| WHAT THE TASK REQUIRES |
Only lines containing "woman" belong in the answer, each copied from the entries below.
### PROVIDED DATA
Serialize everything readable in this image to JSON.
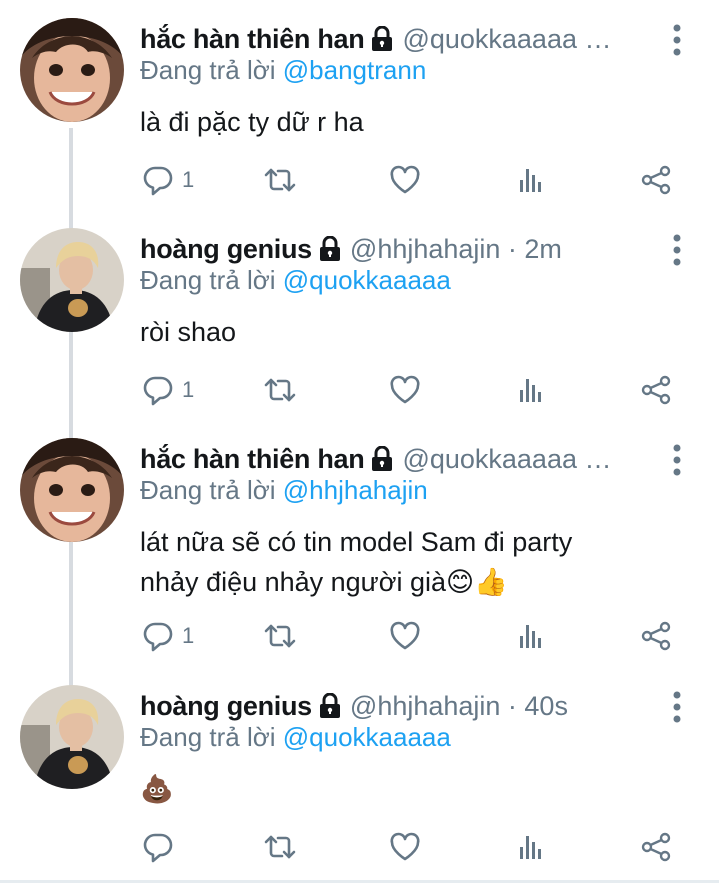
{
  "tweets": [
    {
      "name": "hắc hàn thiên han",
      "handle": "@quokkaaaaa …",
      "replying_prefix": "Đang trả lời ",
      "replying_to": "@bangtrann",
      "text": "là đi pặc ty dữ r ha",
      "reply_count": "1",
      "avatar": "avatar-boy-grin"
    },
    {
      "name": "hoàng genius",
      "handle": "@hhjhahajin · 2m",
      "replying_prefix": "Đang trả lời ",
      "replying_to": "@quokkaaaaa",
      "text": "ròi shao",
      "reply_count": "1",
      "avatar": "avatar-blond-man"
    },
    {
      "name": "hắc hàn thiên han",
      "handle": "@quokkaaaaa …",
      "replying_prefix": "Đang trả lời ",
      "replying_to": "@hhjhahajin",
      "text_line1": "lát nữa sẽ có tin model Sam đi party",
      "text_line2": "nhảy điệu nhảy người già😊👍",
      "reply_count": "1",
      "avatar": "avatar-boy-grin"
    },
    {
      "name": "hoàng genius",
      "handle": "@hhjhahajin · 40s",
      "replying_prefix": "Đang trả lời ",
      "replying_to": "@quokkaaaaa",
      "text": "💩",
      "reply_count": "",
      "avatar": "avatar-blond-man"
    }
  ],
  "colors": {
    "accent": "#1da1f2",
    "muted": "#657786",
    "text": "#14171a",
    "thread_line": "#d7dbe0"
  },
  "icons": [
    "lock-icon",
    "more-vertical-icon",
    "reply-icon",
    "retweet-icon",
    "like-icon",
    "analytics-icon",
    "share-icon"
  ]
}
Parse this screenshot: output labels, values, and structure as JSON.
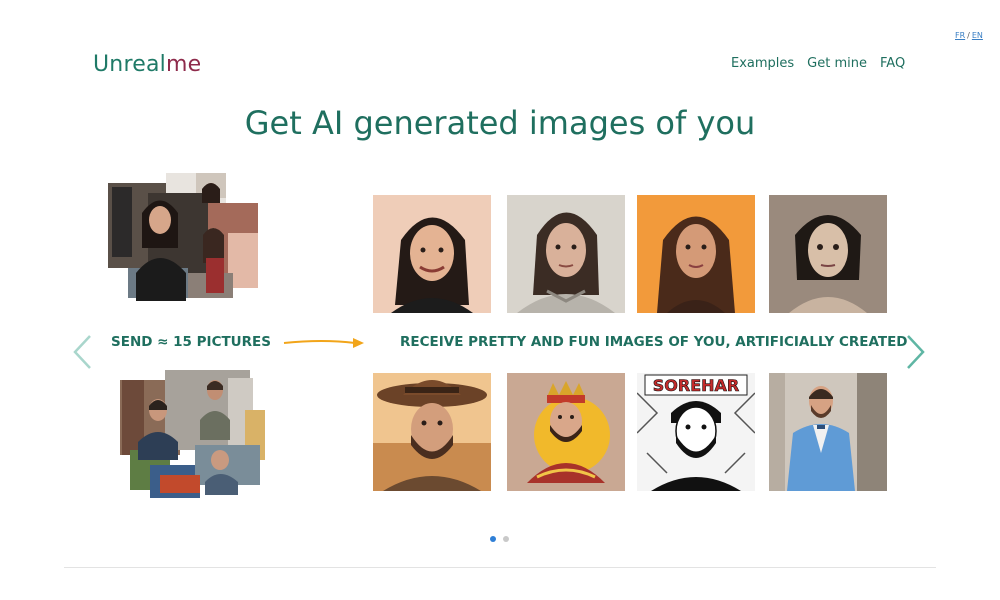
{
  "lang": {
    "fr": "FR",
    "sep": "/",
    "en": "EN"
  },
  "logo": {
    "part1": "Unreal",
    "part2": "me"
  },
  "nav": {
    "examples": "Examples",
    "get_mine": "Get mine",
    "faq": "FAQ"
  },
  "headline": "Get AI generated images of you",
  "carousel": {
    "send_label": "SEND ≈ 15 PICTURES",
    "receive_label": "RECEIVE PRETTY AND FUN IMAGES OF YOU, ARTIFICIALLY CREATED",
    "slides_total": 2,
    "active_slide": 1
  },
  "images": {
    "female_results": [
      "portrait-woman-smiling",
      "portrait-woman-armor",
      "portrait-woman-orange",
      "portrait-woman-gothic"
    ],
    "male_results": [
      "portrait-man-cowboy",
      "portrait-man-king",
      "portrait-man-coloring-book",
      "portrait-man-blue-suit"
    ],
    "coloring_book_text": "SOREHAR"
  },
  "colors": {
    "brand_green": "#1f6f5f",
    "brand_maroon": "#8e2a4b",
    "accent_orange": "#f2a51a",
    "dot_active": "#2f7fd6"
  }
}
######
| COMPLETED TASK |
      "portrait-woman-smiling",
      "portrait-woman-armor",
      "portrait-woman-orange",
      "portrait-woman-gothic"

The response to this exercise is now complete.